As most of you know, this is my first website. Choosing the kind of website I want and the technologies it required was quite time-consuming.

I had to research quite a bit to figure out what my website should look like. I went through a lot of blogs to get a feel for the style and kind of content being presented. And look at the underlying technology used. All of this was a bit overwhelming for me. So, I wanted to walk my readers through the process of website creation. Let me take you through the decision-making steps that landed me in the static-site generation side of the web!


The first thing I did was enrol in web development courses on udemy. Even though I know how HTML/CSS work, I needed a refresher course to take me through the basics. Along with this, I was looking at the technologies built on top of the basic HTML aka the web stack.

And googled ‘how to build a simple blog’ quite a bit :)

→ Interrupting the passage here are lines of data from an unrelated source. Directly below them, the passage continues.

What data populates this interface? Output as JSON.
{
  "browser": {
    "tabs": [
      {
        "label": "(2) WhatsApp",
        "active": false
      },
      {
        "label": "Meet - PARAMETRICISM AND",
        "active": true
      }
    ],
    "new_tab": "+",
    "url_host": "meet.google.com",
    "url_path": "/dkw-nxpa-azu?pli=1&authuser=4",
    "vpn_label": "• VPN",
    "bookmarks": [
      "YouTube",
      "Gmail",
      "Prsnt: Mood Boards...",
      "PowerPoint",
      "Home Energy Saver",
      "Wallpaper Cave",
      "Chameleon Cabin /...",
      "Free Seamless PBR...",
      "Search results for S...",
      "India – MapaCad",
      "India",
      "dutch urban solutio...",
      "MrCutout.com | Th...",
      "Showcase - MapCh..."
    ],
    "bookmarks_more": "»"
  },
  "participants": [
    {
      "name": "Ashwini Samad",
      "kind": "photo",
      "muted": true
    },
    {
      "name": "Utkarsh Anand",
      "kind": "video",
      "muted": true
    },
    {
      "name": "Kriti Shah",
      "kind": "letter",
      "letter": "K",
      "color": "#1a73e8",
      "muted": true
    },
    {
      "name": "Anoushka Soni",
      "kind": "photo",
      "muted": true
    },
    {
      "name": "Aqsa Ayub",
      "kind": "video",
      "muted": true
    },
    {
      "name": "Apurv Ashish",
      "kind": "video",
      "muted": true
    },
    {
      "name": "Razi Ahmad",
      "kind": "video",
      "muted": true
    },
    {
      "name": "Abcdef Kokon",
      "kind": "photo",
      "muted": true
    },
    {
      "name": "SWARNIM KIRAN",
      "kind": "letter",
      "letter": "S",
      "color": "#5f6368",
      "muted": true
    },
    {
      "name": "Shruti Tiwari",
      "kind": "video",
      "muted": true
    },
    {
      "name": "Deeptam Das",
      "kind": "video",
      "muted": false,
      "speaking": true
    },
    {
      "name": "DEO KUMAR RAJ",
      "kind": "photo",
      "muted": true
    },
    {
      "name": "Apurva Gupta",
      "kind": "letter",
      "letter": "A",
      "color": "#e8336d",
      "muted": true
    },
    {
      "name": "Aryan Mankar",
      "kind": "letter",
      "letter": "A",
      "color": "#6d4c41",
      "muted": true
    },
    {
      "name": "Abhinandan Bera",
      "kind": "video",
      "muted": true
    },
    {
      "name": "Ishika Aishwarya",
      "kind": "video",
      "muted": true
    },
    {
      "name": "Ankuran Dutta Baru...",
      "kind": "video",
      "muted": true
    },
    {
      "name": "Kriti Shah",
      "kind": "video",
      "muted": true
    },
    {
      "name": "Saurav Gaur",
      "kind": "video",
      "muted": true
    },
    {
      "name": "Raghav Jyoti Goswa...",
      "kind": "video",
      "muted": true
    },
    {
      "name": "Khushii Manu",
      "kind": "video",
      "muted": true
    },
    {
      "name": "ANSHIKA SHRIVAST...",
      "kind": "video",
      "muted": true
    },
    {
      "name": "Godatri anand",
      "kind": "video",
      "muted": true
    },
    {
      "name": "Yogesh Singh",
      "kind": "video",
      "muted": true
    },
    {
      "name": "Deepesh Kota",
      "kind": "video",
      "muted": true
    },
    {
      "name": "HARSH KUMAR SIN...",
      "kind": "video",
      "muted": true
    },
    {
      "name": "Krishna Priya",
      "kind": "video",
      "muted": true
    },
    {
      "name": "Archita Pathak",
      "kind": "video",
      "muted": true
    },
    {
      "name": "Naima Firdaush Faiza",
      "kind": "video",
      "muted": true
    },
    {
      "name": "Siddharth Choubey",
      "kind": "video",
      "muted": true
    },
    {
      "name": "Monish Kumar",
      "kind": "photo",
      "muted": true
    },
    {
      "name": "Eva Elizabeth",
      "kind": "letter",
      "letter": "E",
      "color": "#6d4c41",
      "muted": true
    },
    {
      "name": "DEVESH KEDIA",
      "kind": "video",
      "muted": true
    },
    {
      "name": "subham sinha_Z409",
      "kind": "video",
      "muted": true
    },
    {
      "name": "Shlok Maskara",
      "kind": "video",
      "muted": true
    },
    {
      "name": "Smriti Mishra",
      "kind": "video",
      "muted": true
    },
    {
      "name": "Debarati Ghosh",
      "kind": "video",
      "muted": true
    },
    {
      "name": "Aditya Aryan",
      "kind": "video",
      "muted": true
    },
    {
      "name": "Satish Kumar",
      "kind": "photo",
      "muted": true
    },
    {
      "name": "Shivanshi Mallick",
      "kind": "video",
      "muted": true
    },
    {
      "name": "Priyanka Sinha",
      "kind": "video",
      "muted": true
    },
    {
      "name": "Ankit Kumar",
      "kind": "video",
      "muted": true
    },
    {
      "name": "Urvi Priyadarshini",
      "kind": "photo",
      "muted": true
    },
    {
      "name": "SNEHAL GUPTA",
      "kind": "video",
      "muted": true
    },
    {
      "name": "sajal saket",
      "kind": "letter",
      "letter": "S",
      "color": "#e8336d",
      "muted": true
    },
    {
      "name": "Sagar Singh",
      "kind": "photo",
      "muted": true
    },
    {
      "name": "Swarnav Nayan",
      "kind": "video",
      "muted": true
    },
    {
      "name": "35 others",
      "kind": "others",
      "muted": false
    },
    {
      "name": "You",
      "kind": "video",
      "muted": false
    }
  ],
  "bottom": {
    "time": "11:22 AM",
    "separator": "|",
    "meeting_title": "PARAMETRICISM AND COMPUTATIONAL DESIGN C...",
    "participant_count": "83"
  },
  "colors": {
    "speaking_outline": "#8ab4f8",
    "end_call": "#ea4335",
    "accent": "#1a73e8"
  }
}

A lot of options came up. The chief among them being Wordpress. In fact, it seemed to fit all my needs. So I’d decided on it initially. If you are not at all into learning technical side of things, I would recommend sticking with Wordpress. It’s a simple setup-and-deploy kind of website management process. You don’t have to do anything more.

But I’m interested in setting up everything myself, and own all the data on my site (including comments which we will talk about in a later post) at all times. I moved on to taking up the courses on HTML/CSS/JavaScript & Git/GitHub.

The next thing to look at was: should it be a static site or a dynamic one? In fact, there is a huge debate on that one. Check this Quora thread but be warned, it’s meant to confuse you :)

A static site is sufficient if you are looking for a website which publishes content not so often, and not many comments are seen in a day. The main advantage is obviously the complete freedom, as you don’t need anything else. And the small size, since its just a bunch of HTML/CSS files.

I needed a blog, updated a few times a week or so, which focused on the content with minimal upkeep. And allowed me tinker with the look and feel of the site without too much hassle. For my needs, a static site was good enough. These two links(1 & 2) pretty much convinced me to go static!!

As i progressed through the courses I realised I needed a place to get my hands dirty and get complete control over the data in my blog, so that I can play with the look as I wished & code it accordingly. That’s when I stumbled upon Jekyll.


To get an idea of how Jekyll sites look, take a look at this post from qrohlf’s site. Doesn’t it blow your mind?! The look is minimalistic and yet quite stylish. And the focus is on the content. I love the way content gets highlighted in Jekyll based sites. It’s about simple presentation!

I will write about setting up the website with Jekyll in an upcoming post. Thank you for being here :)